The entries are to be reproduced verbatim, and their pictures left out.

[Items from a dataset]
__________________________________________________
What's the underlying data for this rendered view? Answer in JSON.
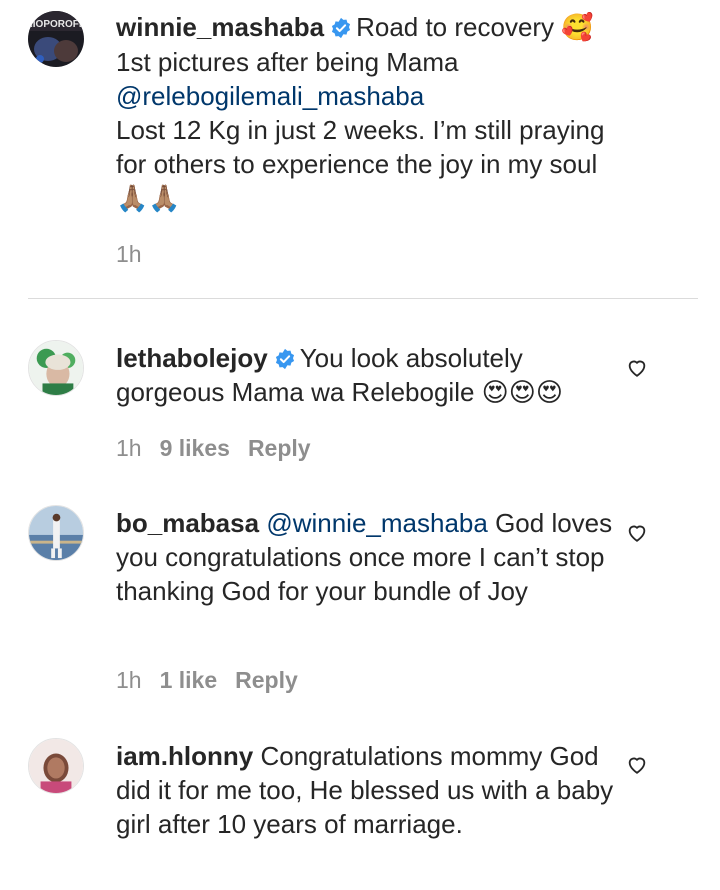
{
  "caption": {
    "username": "winnie_mashaba",
    "text_first": "Road to recovery",
    "emoji_first": "🥰",
    "line2": "1st pictures after being Mama",
    "mention": "@relebogilemali_mashaba",
    "line4": "Lost 12 Kg in just 2 weeks. I’m still praying for others to experience the joy in my soul",
    "emoji_end": "🙏🏽🙏🏽",
    "time": "1h",
    "avatar_text": "IIOPOROFET"
  },
  "comments": [
    {
      "username": "lethabolejoy",
      "verified": true,
      "text": "You look absolutely gorgeous Mama wa Relebogile",
      "emoji": "😍😍😍",
      "time": "1h",
      "likes": "9 likes",
      "reply": "Reply"
    },
    {
      "username": "bo_mabasa",
      "mention": "@winnie_mashaba",
      "text": "God loves you congratulations once more I can’t stop thanking God for your bundle of Joy",
      "time": "1h",
      "likes": "1 like",
      "reply": "Reply"
    },
    {
      "username": "iam.hlonny",
      "text": "Congratulations mommy God did it for me too, He blessed us with a baby girl after 10 years of marriage."
    }
  ],
  "colors": {
    "verified": "#3897f0",
    "mention": "#00376b",
    "meta": "#8e8e8e"
  }
}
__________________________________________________
[Exercise answer]
What's the underlying data for this rendered view? Answer in JSON.
{
  "caption": {
    "username": "winnie_mashaba",
    "text_first": "Road to recovery",
    "emoji_first": "🥰",
    "line2": "1st pictures after being Mama",
    "mention": "@relebogilemali_mashaba",
    "line4": "Lost 12 Kg in just 2 weeks. I’m still praying for others to experience the joy in my soul",
    "emoji_end": "🙏🏽🙏🏽",
    "time": "1h",
    "avatar_text": "IIOPOROFET"
  },
  "comments": [
    {
      "username": "lethabolejoy",
      "verified": true,
      "text": "You look absolutely gorgeous Mama wa Relebogile",
      "emoji": "😍😍😍",
      "time": "1h",
      "likes": "9 likes",
      "reply": "Reply"
    },
    {
      "username": "bo_mabasa",
      "mention": "@winnie_mashaba",
      "text": "God loves you congratulations once more I can’t stop thanking God for your bundle of Joy",
      "time": "1h",
      "likes": "1 like",
      "reply": "Reply"
    },
    {
      "username": "iam.hlonny",
      "text": "Congratulations mommy God did it for me too, He blessed us with a baby girl after 10 years of marriage."
    }
  ],
  "colors": {
    "verified": "#3897f0",
    "mention": "#00376b",
    "meta": "#8e8e8e"
  }
}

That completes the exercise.